Buckywire for drug delivery and more

Synthesis of a fullerene-based one-dimensional nanopolymer
through topochemical transformation of the parent nanowire (30 page pdf)

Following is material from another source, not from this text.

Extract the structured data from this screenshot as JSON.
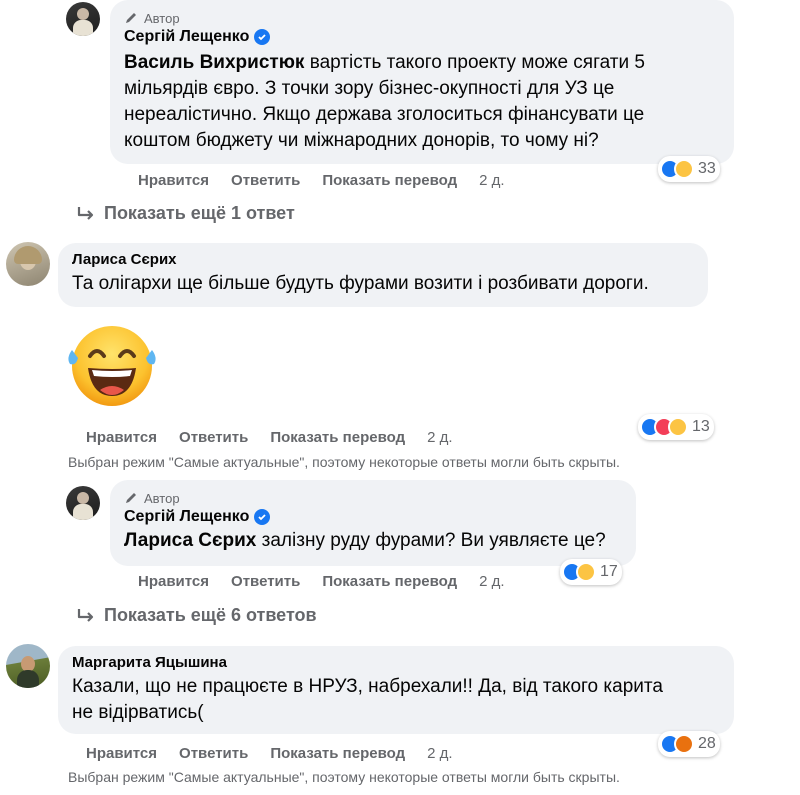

Large-scale practical applications of fullerene (C60) in nanodevices could be significantly facilitated if the commercially-available micrometer-scale raw C60 powder were further processed into a one-dimensional (1D) nanowire-related polymer displaying covalent bonding as molecular interlinks and resembling traditional important conjugated polymers. However, there has been little study thus far in this area despite the abundant literature on fullerene. Here we report the synthesis and characterization of such a C60-based nanowire polymer, (-C60TMB-)n, where TMB=1,2,4-trimethylbenzene, which displays a well-defined crystalline structure, exceptionally large length-to-width ratio and excellent thermal stability. The material is prepared by first growing the corresponding nanowire through a solution phase of C60 followed by a topochemical polymerization reaction in the solid state. Gas chromatography, mass spectrometry and 13C nuclear magnetic resonance evidence is provided for the nature of the covalent bonding mode adopted by the polymeric chains. Theoretical analysis based on detailed calculations of the reaction energetics and structural analysis provides an in-depth understanding of the polymerization pathway. The nanopolymer promises important applications in biological fields and in the development of optical, electrical, and magnetic nanodevices.

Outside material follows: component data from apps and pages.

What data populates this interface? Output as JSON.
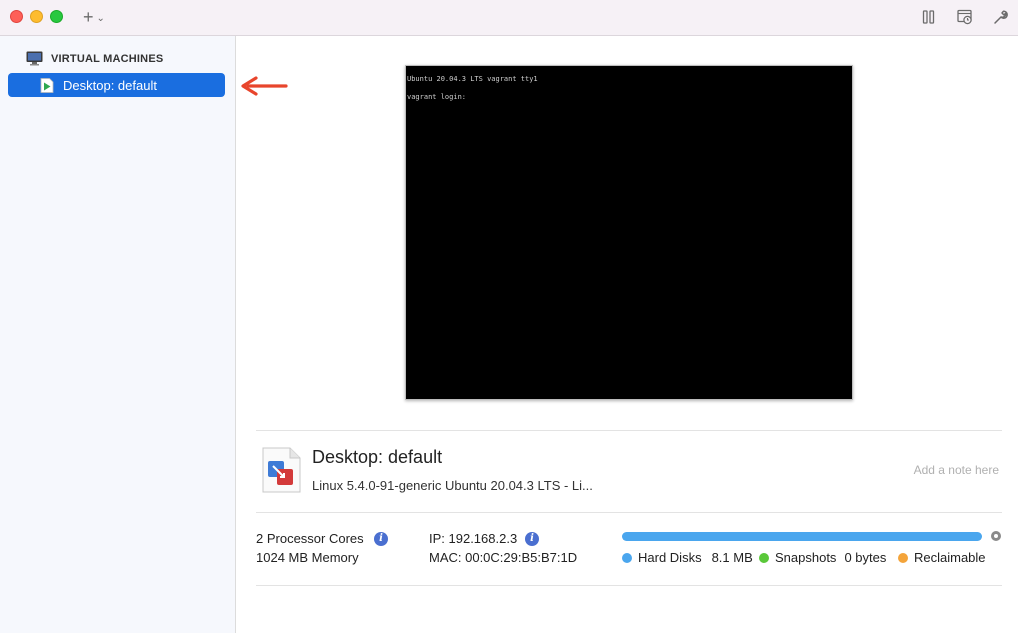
{
  "titlebar": {
    "add_icon": "plus-icon",
    "chevron_icon": "chevron-down-icon",
    "suspend_icon": "pause-icon",
    "snapshot_icon": "snapshot-icon",
    "settings_icon": "wrench-icon"
  },
  "sidebar": {
    "header_label": "VIRTUAL MACHINES",
    "items": [
      {
        "label": "Desktop: default",
        "selected": true
      }
    ]
  },
  "console": {
    "lines": [
      "Ubuntu 20.04.3 LTS vagrant tty1",
      "vagrant login:"
    ]
  },
  "vm_info": {
    "name": "Desktop: default",
    "os": "Linux 5.4.0-91-generic Ubuntu 20.04.3 LTS - Li...",
    "note_placeholder": "Add a note here"
  },
  "stats": {
    "cpu": "2 Processor Cores",
    "memory": "1024 MB Memory",
    "ip": "IP: 192.168.2.3",
    "mac": "MAC: 00:0C:29:B5:B7:1D"
  },
  "storage": {
    "hard_disks_label": "Hard Disks",
    "hard_disks_value": "8.1 MB",
    "snapshots_label": "Snapshots",
    "snapshots_value": "0 bytes",
    "reclaimable_label": "Reclaimable",
    "colors": {
      "hard_disks": "#4aa6ee",
      "snapshots": "#5ac83a",
      "reclaimable": "#f4a43a"
    }
  },
  "colors": {
    "accent": "#1a6ee0",
    "arrow": "#e8452c"
  }
}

From MIT Technology Review Blog:

The exciting thing about this breakthrough is the potential to grow buckywires on an industrial scale from buckyballs dissolved in a vat of bubbling oil. Since the buckywires are insoluble, they precipitate out, forming crystals. (Here it ought to be said that various other groups are said to have made buckywires of one kind or another, but none seem to have nailed it from an industrial perspective.)

So what might buckywires be good for? First up is photovoltaics: these buckywires look as if they could be hugely efficient light harvesters because of their great surface area and the way that they can conduct photon-liberated electrons. Then there are various electronic applications in wiring up molecular circuit boards.

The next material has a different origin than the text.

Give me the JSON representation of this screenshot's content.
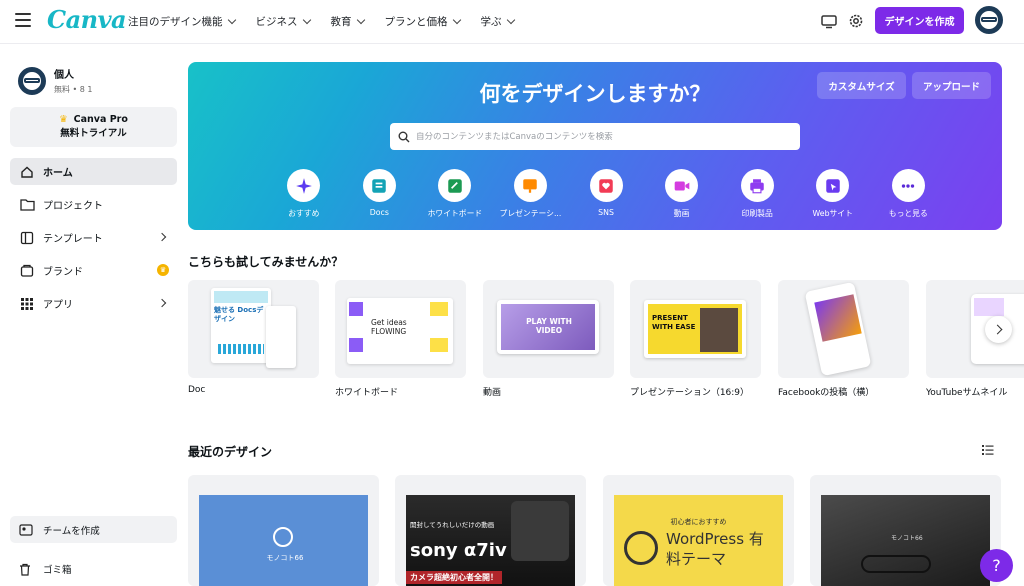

But perhaps the area of greatest interest is drug delivery. Geng and co suggest that buckywires ought to be safer than carbon nanotubes because the production method is entirely metal-free.

We have demonstrated for the first time an approach to the synthesis of a C60-based nanowire polymer and established the chemical bonding mode involved in the polymeric chains based on both experimental measurements and theoretical calculations. Importantly, the material adopts a crystalline 1D nanostructure which resembles carbon nanotubes in shape and other important conjugated polymers in structure. Since the material does not contain any metal but is simply composed almost entirely of carbon (while it contains hydrogen, the content is only 1.4 wt %), it suggests biological compatibility and it is, perhaps, even more attractive than carbon nanotubes for bio-applications. In addition, the material has further important potential for applications in photo-electrical devices because of the intrinsically large magnitude of the nonlinear optical response of C60 and the excellence of its photoinduced charge transfer properties. Considering all these, we believe that this work represents a step toward true applications of C60 in nanotechnology by the ability of processing commercially available raw C60 powder into a one-dimensional, crystalline, and covalently-bonded fullerene nanopolymer.

We consider that applications of the reported nanopolymer may be facilitated by a wet chemical approach through surface modification of the material using the rich chemistry of fullerene developed over the last 20 years. Since the nanopolymer is insoluble in common solvents, such surface modification or functionalization should be possible to achieve in either an aqueous or an organic solution without destructing its solid-state structure. Such a wet approach would benefit from low-cost processing, the need for only simple apparatus and the possibility of scaling-up to the industrial level. Moreover, the nanopolymer itself not only provides an example of phase transition of the parent nanowire driven by forming and breaking covalent bonds, but also illustrates the enduring significance of the original fullerene concept and its versatility as applied to new fullerene-related nanostructures. Finally, the host (C60) and guest (1,2,4-TMB) nature of the polymerization suggests a general host-guest route to the synthesis of new types of fullerene-based nanopolymers constructed by different organic monomers and fullerenes